Beauty is in the Street

In terms of aesthetics, M.C. Neeb’s new release straddles the border between high- and low-quality publishing. It’s a slim volume of prose; perfect bound and printed on what appears to be plain printer paper. The cover image appears to be a black-and-white map of Toronto, and it stretches across both covers with the book’s title scrawled across the front in a gritty font. (I am still wondering why a book about Ottawa has a map of Toronto on the cover).

The novella has a true DIY spirit to it. There were a number of typos throughout, which was somewhat disappointing, but perhaps it contributes to the sheer rawness of the book.

Neeb chucks us into a grimy punk scene in Ottawa, Ontario; crack allies, hard drugs, alcohol, punk rock and dirty sex are the norm for our narrator– a borderline crack addict in an ambient punk band called the Screaming Fish. The novella is told through the voice of our narrator as he chases his new (and somewhat reluctant) lover, Cassidy, to the East Coast.

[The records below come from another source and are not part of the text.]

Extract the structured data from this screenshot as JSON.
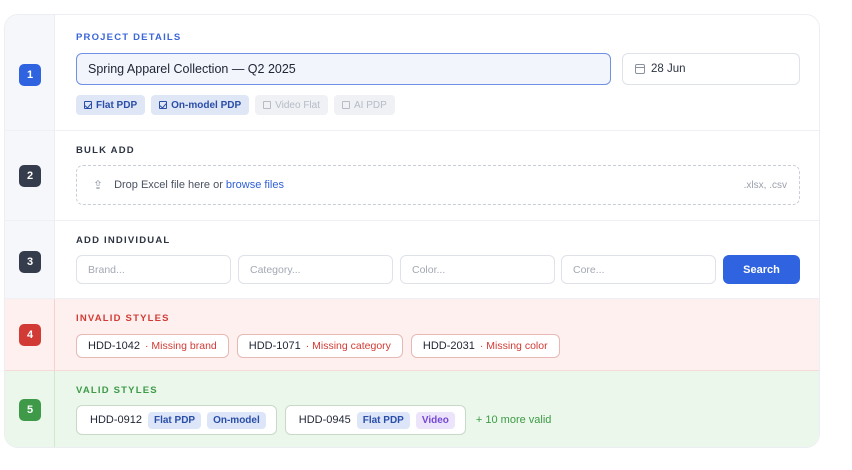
{
  "steps": [
    "1",
    "2",
    "3",
    "4",
    "5"
  ],
  "project": {
    "section_label": "PROJECT DETAILS",
    "name_value": "Spring Apparel Collection — Q2 2025",
    "date_value": "28 Jun",
    "chips": [
      {
        "label": "Flat PDP",
        "active": true
      },
      {
        "label": "On-model PDP",
        "active": true
      },
      {
        "label": "Video Flat",
        "active": false
      },
      {
        "label": "AI PDP",
        "active": false
      }
    ]
  },
  "bulk": {
    "section_label": "BULK ADD",
    "drop_text": "Drop Excel file here or",
    "browse_link": "browse files",
    "formats": ".xlsx, .csv"
  },
  "individual": {
    "section_label": "ADD INDIVIDUAL",
    "placeholders": [
      "Brand...",
      "Category...",
      "Color...",
      "Core..."
    ],
    "search_label": "Search"
  },
  "invalid": {
    "section_label": "INVALID STYLES",
    "items": [
      {
        "code": "HDD-1042",
        "error": "· Missing brand"
      },
      {
        "code": "HDD-1071",
        "error": "· Missing category"
      },
      {
        "code": "HDD-2031",
        "error": "· Missing color"
      }
    ]
  },
  "valid": {
    "section_label": "VALID STYLES",
    "items": [
      {
        "code": "HDD-0912",
        "tags": [
          "Flat PDP",
          "On-model"
        ]
      },
      {
        "code": "HDD-0945",
        "tags": [
          "Flat PDP",
          "Video"
        ]
      }
    ],
    "more_text": "+ 10 more valid"
  },
  "colors": {
    "accent": "#2f63e0",
    "error": "#d23b35",
    "success": "#3e9a48",
    "video_tag": "#7547d4"
  },
  "icons": [
    "calendar-icon",
    "checkbox-icon",
    "upload-icon"
  ]
}
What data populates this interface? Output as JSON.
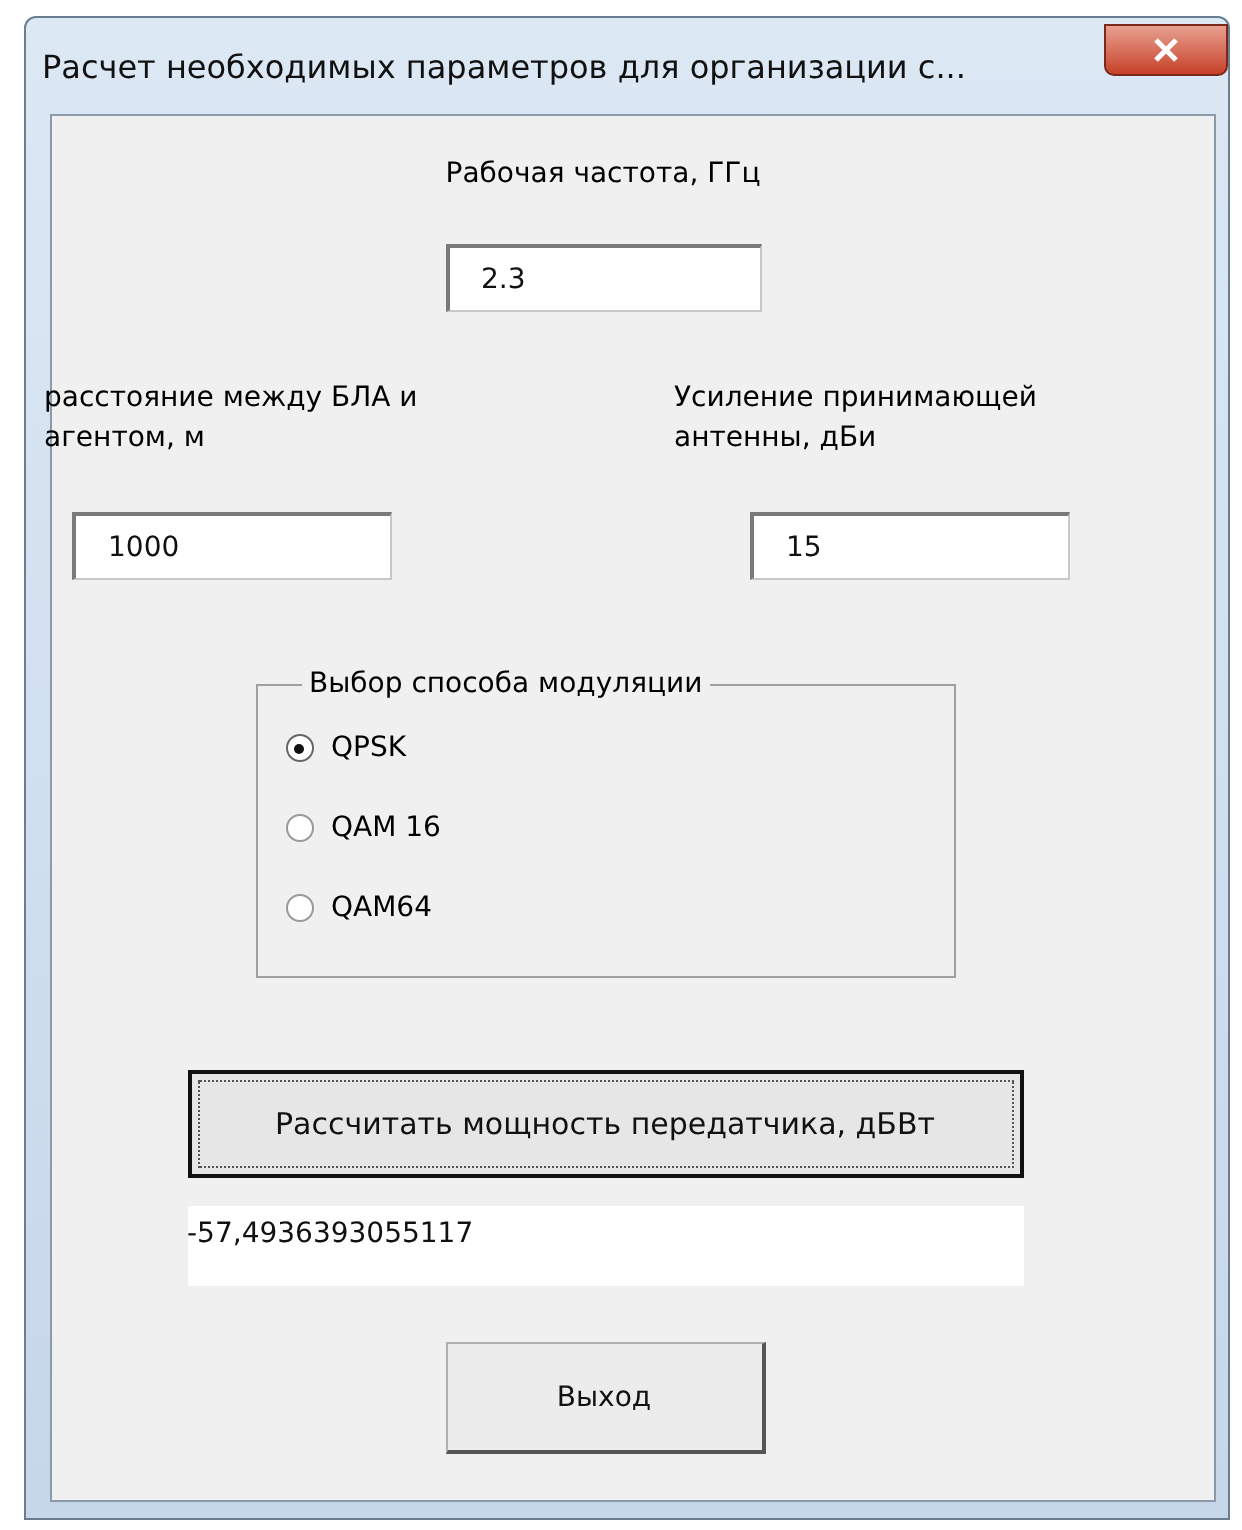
{
  "window": {
    "title": "Расчет необходимых параметров для организации с..."
  },
  "frequency": {
    "label": "Рабочая частота, ГГц",
    "value": "2.3"
  },
  "distance": {
    "label": "расстояние между БЛА и агентом, м",
    "value": "1000"
  },
  "gain": {
    "label": "Усиление принимающей антенны, дБи",
    "value": "15"
  },
  "modulation": {
    "legend": "Выбор способа модуляции",
    "options": [
      {
        "label": "QPSK",
        "selected": true
      },
      {
        "label": "QAM 16",
        "selected": false
      },
      {
        "label": "QAM64",
        "selected": false
      }
    ]
  },
  "compute_button": "Рассчитать мощность передатчика, дБВт",
  "result": {
    "value": "-57,4936393055117"
  },
  "exit_button": "Выход"
}
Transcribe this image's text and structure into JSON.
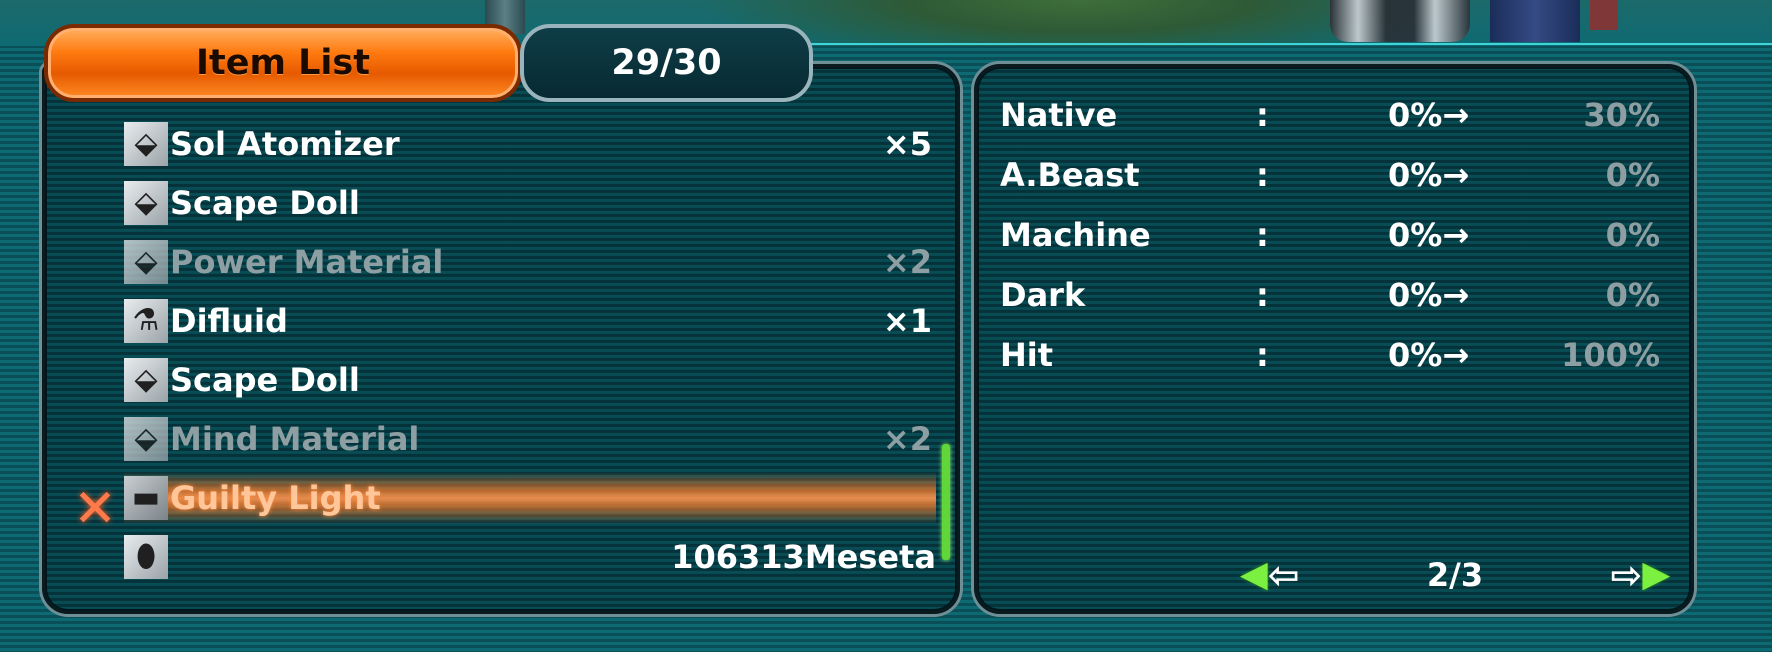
{
  "title_tab": {
    "label": "Item List"
  },
  "count_tab": {
    "label": "29/30"
  },
  "items": [
    {
      "icon": "diamond-icon",
      "name": "Sol Atomizer",
      "qty": "×5",
      "state": "normal"
    },
    {
      "icon": "diamond-icon",
      "name": "Scape Doll",
      "qty": "",
      "state": "normal"
    },
    {
      "icon": "diamond-icon",
      "name": "Power Material",
      "qty": "×2",
      "state": "dim"
    },
    {
      "icon": "flask-icon",
      "name": "Difluid",
      "qty": "×1",
      "state": "normal"
    },
    {
      "icon": "diamond-icon",
      "name": "Scape Doll",
      "qty": "",
      "state": "normal"
    },
    {
      "icon": "diamond-icon",
      "name": "Mind Material",
      "qty": "×2",
      "state": "dim"
    },
    {
      "icon": "gun-icon",
      "name": "Guilty Light",
      "qty": "",
      "state": "selected"
    }
  ],
  "meseta": {
    "icon": "meseta-icon",
    "amount": "106313Meseta"
  },
  "stats": [
    {
      "label": "Native",
      "sep": ":",
      "current": "0%→",
      "max": "30%"
    },
    {
      "label": "A.Beast",
      "sep": ":",
      "current": "0%→",
      "max": "0%"
    },
    {
      "label": "Machine",
      "sep": ":",
      "current": "0%→",
      "max": "0%"
    },
    {
      "label": "Dark",
      "sep": ":",
      "current": "0%→",
      "max": "0%"
    },
    {
      "label": "Hit",
      "sep": ":",
      "current": "0%→",
      "max": "100%"
    }
  ],
  "pager": {
    "page": "2/3"
  },
  "colors": {
    "accent": "#ff7a10",
    "selected_text": "#ffc69a",
    "dim_text": "#8d9fa3",
    "scroll": "#5fd63a"
  }
}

On their travels the book emulates a simplified beatnik-like story where a couple of friends take off from their ‘responsibilities’ to search out the deeper meanings of life — in this case its something like true love — and all the while they become more aware of the risks they take with their reckless lifestyle. Beauty is in the Street is the first installment of a trilogy by Neeb. It’s encouraging to read a story about troubled youth finding positive motivation in the world. (Eric Schmaltz)

Litzine, M.C. Neeb,, $7